I still remember it like it was yesterday. On the week of Sept. 29, 2009, I was elated to discover I was pregnant with my second child after only a few months of trying. Then, on my first prenatal visit a couple days later, that excitement ended abruptly when the doctor told me the baby I had dreamed about didn't have a heartbeat. While devastated, there were some surprising sources of support I found after my miscarriage that helped lift me up when all I wanted to do was cry in a ball on the floor, forever.
It's hard to explain the feelings I went through after that life-changing visit. Even though I wasn't far along in my pregnancy, the loss hurt. How could my body do this to me? My husband and I had spent so much time healing from my previous postpartum depression, then planning to expand our family once I was well enough, so the weight of this news crushed me. That day, as I sat draped in the paper thin gown, the only words that hung heavily in front of me were about "the tissue." My doctor, though a kind and compassionate man, refused to say the word "baby," and it was a baby. My baby.
I never expected something like a miscarriage to happen to me (who does?), so my confusion and grief controlled my life for weeks after I left that doctor's office. Going from talking about names to suddenly scheduling a D&C to remove "the tissue" made me feel like I wasn't in my body. Instead, I was watching this all play out from the outside.
While I'd go on to suffer another loss, struggled through fertility and health issues, and eventually bring my healthy baby boy into the world in late 2011, I still think of this first loss like it just happened. My first miscarriage has never really disappear from memory. Instead, it sunk into my bones, forever becoming a part of every move I make. Goodbyes aren't something I'm good at and I suppose, in a way, talking about my miscarriage is another way of hanging on and remembering a life not granted. It's my way of remembering my child. So, with that in mind, here are just a few surprising sources of support I leaned on, and continued to lean on, after my miscarriage:
While my mother-in-law and I have always had a complicated relationship, she was the one who cared for my daughter during the week of my recovery. There wasn't any one conversation, hug, or words of comfort shared between the two of us, but her actual actions reminded me I wasn't alone, even when I felt like I was.
My Male Friends
I had female friends offering support and condolences, but I was surprised at the outpouring from my close male friends, too. Two of these gentlemen in particular — big, burly guys with emotions generally tucked away — were some of the first people to be there for me in the aftermath of my miscarriage.
Even now, and almost eight years later, one of them texts me on Sept. 29 every year to tell me I'm in his thoughts. Without support like this, I wouldn't have made it through.
At the time of my first loss, my daughter was just about to turn 3 years old. We'd been planning her birthday party for the following weekend and, while she didn't understand exactly what I was going through, she was empathetic enough to surround me with all the compassion I needed. In fact, she was with me when the doctor gave me the initial news. So, while the details didn't make sense to her, my sorrow was universally relatable. I'm grateful she was by my side that day.

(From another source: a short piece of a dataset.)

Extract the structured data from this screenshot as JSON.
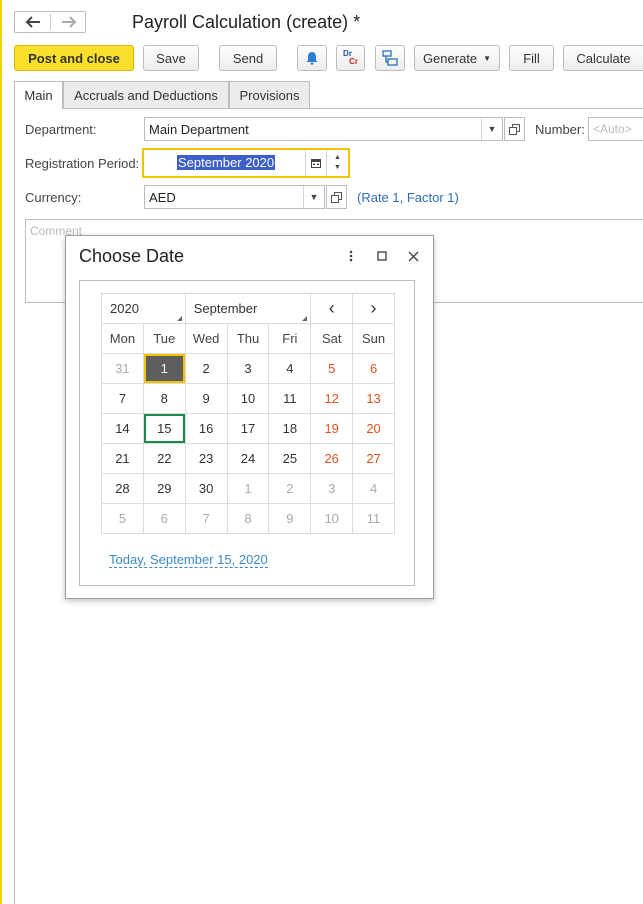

Before all this, I knew nothing of my grandmother's history or that she, too, had lost. We'd always been close, but when she pulled me aside soon after my surgery, she confessed her own pain. Not only did it help me feel supported, it reminded me I'm not the only one who's been through a loss that threatens to break you.
My Long-Lost Friends
Once the news was out about my loss, I began hearing from people I hadn't heard from in months. Years, even. People cared who I thought wouldn't and, because of that, I was able to move forward a little sooner.
At the risk of sounding like a cat lady (which I totally am), I found great comfort in my fur babies. Maybe it's because they don't care what's going on with me as long as their needs are met, or maybe it's because they genuinely sensed my sadness. Either way, their presence and silent support was everything during those days my husband first returned to work and all I had was time to think.
Having people ask, "When are you due?" stings when you're suddenly and unexpectedly not pregnant, especially when you still look pregnant after a loss. After being asked that very question a time or two, I just starting saying, "Well, I was pregnant, but I miscarried."
I was always shocked to see how many people I didn't know rushed to give me a hug or tell me a story of their own. As a time when I felt anything but understood, it helped. It really did.
At the time of my first miscarriage, I'd only been blogging a few months. Still, after my miscarriage and after I wrote about it, my inbox flooded with words of encouragement and support. I'll never, ever forget the lengths some of those friends — who are still my friends today — went to to provide me with a little comfort.
Support after a pregnancy loss feels hard to find when you're in the middle of mourning. Grief acts like a dark cloud, and it's hard to see through it in any capacity. The thing is, though, the support you need is literally all around you. I know that without the support of every stranger, online acquaintance, and friend, I might not have healed.